INPUT DATA
BEGIN

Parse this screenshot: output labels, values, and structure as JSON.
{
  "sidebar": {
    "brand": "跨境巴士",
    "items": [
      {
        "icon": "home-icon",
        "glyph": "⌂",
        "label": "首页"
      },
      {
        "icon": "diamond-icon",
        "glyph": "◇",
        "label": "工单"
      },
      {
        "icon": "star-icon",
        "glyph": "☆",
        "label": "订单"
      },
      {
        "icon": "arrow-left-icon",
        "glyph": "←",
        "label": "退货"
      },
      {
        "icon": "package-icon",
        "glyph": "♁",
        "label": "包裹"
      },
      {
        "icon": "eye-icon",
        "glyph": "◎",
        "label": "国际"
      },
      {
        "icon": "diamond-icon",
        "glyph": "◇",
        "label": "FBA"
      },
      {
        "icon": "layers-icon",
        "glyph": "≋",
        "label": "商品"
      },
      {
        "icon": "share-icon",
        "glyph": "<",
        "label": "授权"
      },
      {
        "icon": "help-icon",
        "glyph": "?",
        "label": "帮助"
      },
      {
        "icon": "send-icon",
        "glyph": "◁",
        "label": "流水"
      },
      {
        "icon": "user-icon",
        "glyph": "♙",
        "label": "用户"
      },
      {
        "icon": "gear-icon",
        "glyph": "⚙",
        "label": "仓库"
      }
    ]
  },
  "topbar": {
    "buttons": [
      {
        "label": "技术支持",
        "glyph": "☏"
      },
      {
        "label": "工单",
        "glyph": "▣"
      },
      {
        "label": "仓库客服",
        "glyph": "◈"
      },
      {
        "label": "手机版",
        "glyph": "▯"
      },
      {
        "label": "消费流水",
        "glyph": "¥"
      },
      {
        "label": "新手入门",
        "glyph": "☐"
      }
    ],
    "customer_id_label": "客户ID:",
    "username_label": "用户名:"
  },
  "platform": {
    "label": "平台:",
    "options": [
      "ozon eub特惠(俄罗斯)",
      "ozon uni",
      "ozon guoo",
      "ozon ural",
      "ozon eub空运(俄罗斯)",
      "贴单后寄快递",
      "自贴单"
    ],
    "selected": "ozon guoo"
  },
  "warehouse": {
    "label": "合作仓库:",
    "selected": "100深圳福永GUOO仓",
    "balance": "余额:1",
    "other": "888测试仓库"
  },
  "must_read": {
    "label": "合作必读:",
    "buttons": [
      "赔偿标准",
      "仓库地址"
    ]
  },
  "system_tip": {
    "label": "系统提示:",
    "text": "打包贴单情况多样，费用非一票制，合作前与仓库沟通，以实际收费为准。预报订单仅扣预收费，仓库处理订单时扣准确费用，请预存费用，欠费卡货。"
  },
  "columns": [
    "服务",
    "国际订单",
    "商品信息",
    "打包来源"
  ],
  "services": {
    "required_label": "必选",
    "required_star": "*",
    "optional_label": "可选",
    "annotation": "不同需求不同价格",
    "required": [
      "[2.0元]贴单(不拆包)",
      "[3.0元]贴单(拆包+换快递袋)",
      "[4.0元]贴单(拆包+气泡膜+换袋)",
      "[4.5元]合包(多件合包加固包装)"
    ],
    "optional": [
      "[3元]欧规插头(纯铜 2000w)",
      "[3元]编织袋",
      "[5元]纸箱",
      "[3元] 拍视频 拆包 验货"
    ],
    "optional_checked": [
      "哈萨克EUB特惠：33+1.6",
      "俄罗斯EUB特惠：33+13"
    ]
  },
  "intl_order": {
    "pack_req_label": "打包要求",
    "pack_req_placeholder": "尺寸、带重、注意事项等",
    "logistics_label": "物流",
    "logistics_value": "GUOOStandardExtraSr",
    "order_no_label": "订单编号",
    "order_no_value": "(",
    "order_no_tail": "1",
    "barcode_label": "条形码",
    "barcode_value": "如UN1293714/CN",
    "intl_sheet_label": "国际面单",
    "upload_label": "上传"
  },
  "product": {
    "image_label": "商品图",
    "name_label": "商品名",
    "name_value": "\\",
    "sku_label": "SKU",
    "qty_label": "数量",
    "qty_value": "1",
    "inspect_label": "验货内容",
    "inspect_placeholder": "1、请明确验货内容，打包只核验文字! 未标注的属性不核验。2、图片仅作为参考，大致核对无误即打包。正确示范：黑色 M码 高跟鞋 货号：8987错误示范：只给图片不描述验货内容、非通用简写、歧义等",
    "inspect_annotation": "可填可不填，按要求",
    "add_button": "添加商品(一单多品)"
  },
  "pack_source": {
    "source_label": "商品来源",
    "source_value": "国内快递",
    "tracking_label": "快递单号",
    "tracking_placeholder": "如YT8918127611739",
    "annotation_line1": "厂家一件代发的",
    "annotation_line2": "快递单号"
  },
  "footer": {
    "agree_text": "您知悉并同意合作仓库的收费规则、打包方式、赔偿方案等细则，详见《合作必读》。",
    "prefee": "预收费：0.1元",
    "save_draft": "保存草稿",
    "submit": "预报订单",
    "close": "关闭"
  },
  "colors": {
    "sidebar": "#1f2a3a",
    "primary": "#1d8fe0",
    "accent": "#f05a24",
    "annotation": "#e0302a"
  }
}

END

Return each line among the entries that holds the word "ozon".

YOUR RESPONSE
      "ozon eub特惠(俄罗斯)",
      "ozon uni",
      "ozon guoo",
      "ozon ural",
      "ozon eub空运(俄罗斯)",
    "selected": "ozon guoo"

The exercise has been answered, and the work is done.